According to section 18 of the Residential Tenancy Act, landlords can restrict pets entirely, or set limits on the number, size, or type of pets a tenant can have in their rental unit. If your landlord allows you to have a pet, it is important to include that term in your tenancy agreement. Do not rely on verbal permission alone – make sure it is in writing. See Residential Tenancy Branch Policy Guideline 28 for more information.

Guide dogs: If you have a dog that falls under the Guide Dog and Service Dog Act, your landlord must allow it and cannot require a pet damage deposit.



Pet Damage Deposits

If you are allowed to have a pet, your landlord can require a pet damage deposit of up to half the monthly rent.
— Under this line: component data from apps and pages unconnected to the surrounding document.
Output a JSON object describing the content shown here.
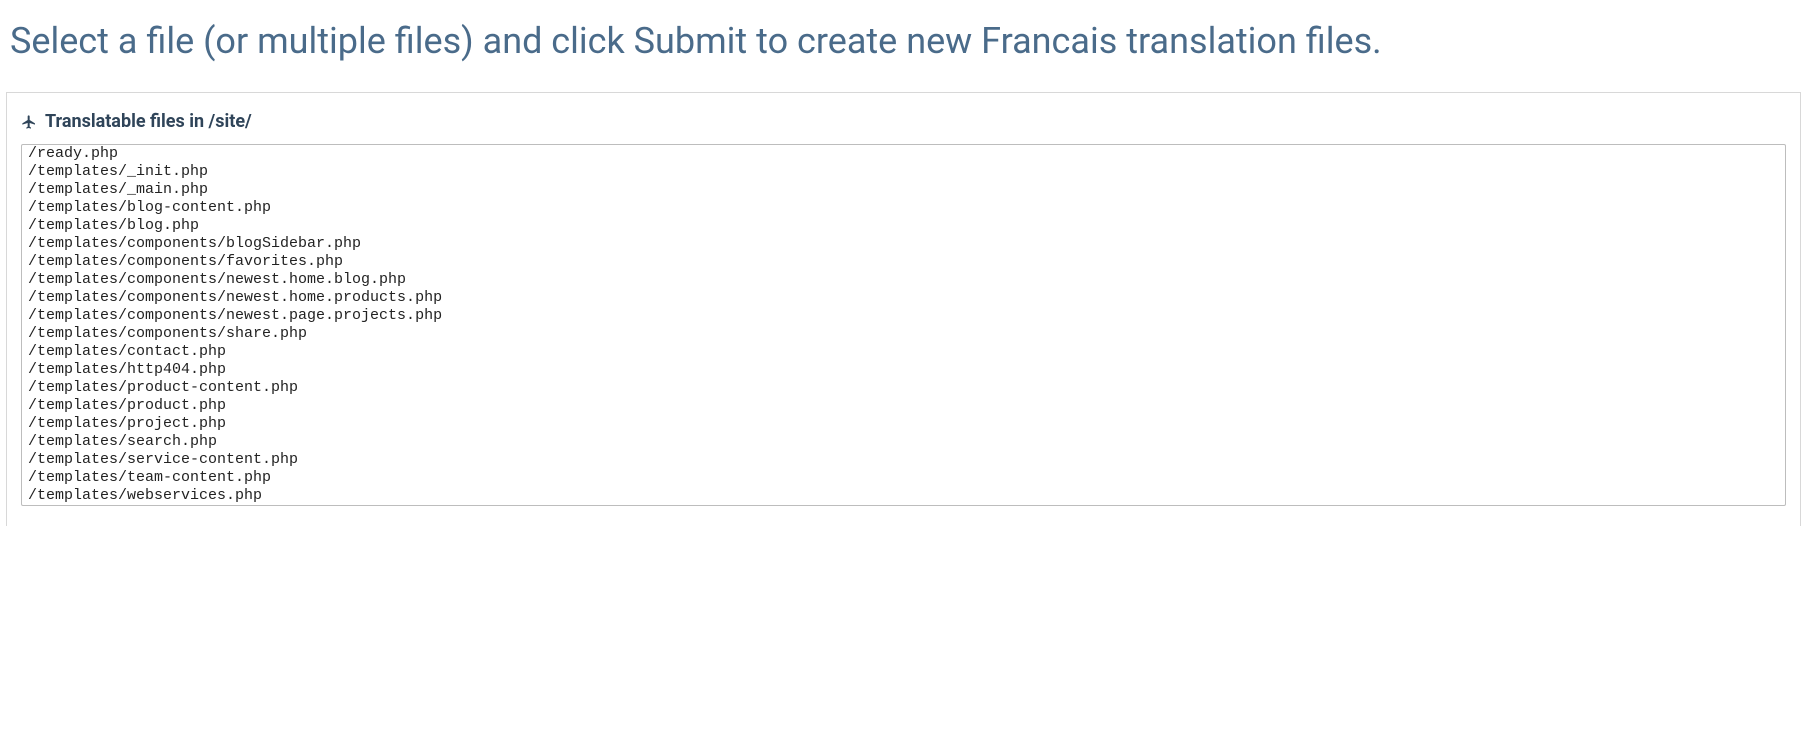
{
  "heading": "Select a file (or multiple files) and click Submit to create new Francais translation files.",
  "panel": {
    "title": "Translatable files in /site/"
  },
  "files": [
    "/ready.php",
    "/templates/_init.php",
    "/templates/_main.php",
    "/templates/blog-content.php",
    "/templates/blog.php",
    "/templates/components/blogSidebar.php",
    "/templates/components/favorites.php",
    "/templates/components/newest.home.blog.php",
    "/templates/components/newest.home.products.php",
    "/templates/components/newest.page.projects.php",
    "/templates/components/share.php",
    "/templates/contact.php",
    "/templates/http404.php",
    "/templates/product-content.php",
    "/templates/product.php",
    "/templates/project.php",
    "/templates/search.php",
    "/templates/service-content.php",
    "/templates/team-content.php",
    "/templates/webservices.php"
  ]
}
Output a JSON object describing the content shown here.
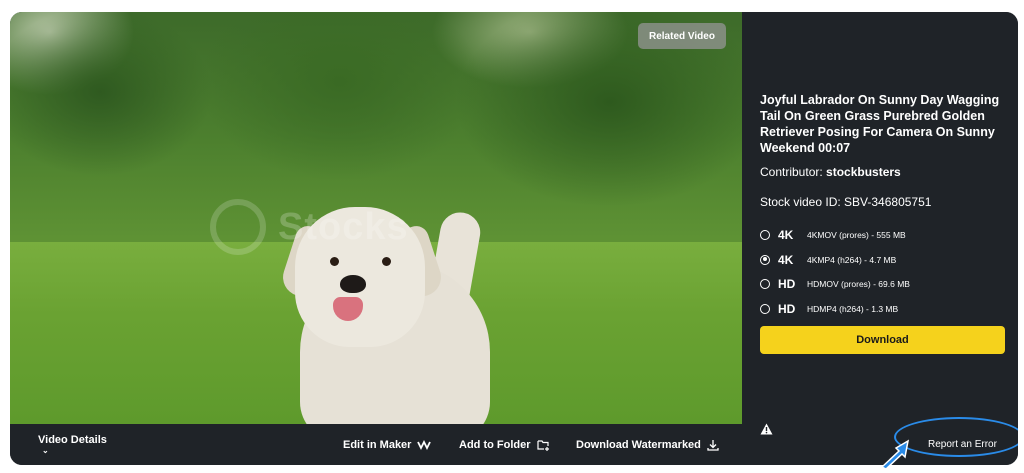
{
  "video": {
    "related_label": "Related Video",
    "watermark_text": "Stocks"
  },
  "bottombar": {
    "details_label": "Video Details",
    "details_chevron": "⌄",
    "maker_label": "Edit in Maker",
    "folder_label": "Add to Folder",
    "watermark_label": "Download Watermarked"
  },
  "sidebar": {
    "title": "Joyful Labrador On Sunny Day Wagging Tail On Green Grass Purebred Golden Retriever Posing For Camera On Sunny Weekend 00:07",
    "contributor_prefix": "Contributor: ",
    "contributor_name": "stockbusters",
    "stock_id": "Stock video ID: SBV-346805751",
    "options": [
      {
        "res": "4K",
        "format": "4KMOV (prores) - 555 MB",
        "selected": false
      },
      {
        "res": "4K",
        "format": "4KMP4 (h264) - 4.7 MB",
        "selected": true
      },
      {
        "res": "HD",
        "format": "HDMOV (prores) - 69.6 MB",
        "selected": false
      },
      {
        "res": "HD",
        "format": "HDMP4 (h264) - 1.3 MB",
        "selected": false
      }
    ],
    "download_label": "Download",
    "report_label": "Report an Error"
  },
  "colors": {
    "panel": "#1f2328",
    "accent": "#f5d21c",
    "highlight": "#2a8be8"
  }
}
See TRAC’s webpage, Deposits, for more information.



Condition Inspection Reports

You and your landlord are required to complete a condition inspection report at the start of your tenancy, and at any point during your tenancy when you get a pet. If you do not participate in the inspection, you may lose the right to the return of your pet damage deposit. If your landlord does not provide two opportunities to do the inspection, or provide you with a completed copy of the report, they may lose their right to claim against your pet damage deposit for damages. See TRAC’s webpage, Condition Inspection Reports, for more information.



Pet Resumes

When searching for pet-friendly housing, consider providing potential landlords with positive information about your pet. Do you have pet references? Information about the breed? Certificates from a Training Academy? Try to show that you are a responsible pet owner, and that your pet has a history of being non-destructive, reasonably quiet, and friendly to neighbours.

See the BCSPCA’s Sample Pet Resume.



Previous Legal Decisions


  • Waiver of materiality of no pets clause
  • Eviction for breach of no pets clause